Sons of Light(1 Thes. 5:1–11)
I remember very well playing down in the basement as my mother washed clothes. I was 4 or 5, so it was well over 50 years ago that I dressed up as Pecos Pete, and rode down the steps to rescue her from rustlers. That was pretend. But I also remember very well my mother telling me she expected Jesus to return in her lifetime. That wasn’t pretend. That was very real to my mom. She was wrong. She died in a car accident in the 1960s. But awareness that Jesus’ return was just around the corner was a cornerstone of my mother’s life.

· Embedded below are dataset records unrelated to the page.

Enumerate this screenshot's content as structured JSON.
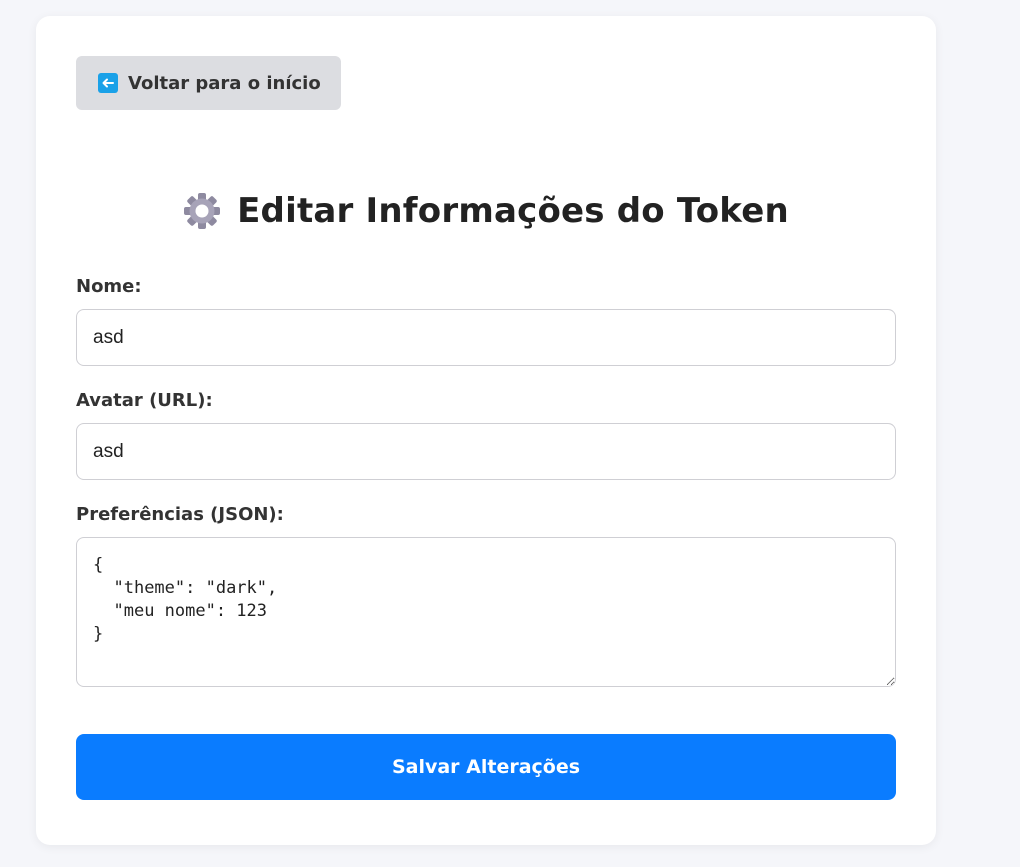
{
  "nav": {
    "back_label": "Voltar para o início",
    "back_icon": "left-arrow-icon"
  },
  "header": {
    "title": "Editar Informações do Token",
    "icon": "gear-icon"
  },
  "form": {
    "name": {
      "label": "Nome:",
      "value": "asd"
    },
    "avatar": {
      "label": "Avatar (URL):",
      "value": "asd"
    },
    "preferences": {
      "label": "Preferências (JSON):",
      "value": "{\n  \"theme\": \"dark\",\n  \"meu nome\": 123\n}"
    },
    "submit_label": "Salvar Alterações"
  },
  "colors": {
    "primary": "#0a7cff",
    "back_button_bg": "#dcdde1",
    "back_icon_bg": "#1aa1e8"
  }
}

What Mom told me as a child is still very real to me. My wife and I often speak of it, and expect Jesus to return before either of us joins Him through death. We don’t know when He will come. The “times and the seasons” are a mystery. But the reality of Jesus’ return looms large in our thoughts. Paul pictured those who live with that awareness as “sons of the light and sons of the day.” We’re not in the dark about the future—or about how to live our lives here and now. Jesus is coming! And so we exercise self-control, and keep our values in harmony with His. Jesus is coming! And so set faith and love as a guard over our hearts. Jesus is coming! And so our perspective is shaped by the certain hope of His appearance, not to judge us, but to rescue us from the wrath about to fall on our lost world. Jesus is coming! And so we encourage each other, and build each other up, placing a higher premium on persons than on things. As God does. My mother wasn’t wrong to expect Jesus. We’re not wrong either. And as long as His coming is real to us, our choices, and our lives, are sure to be transformed.
Look for Jesus, and brighten the eastern horizon of your life.
“I have felt like working three times as hard since I came to understand that my Lord is coming again.”—D.L. Moody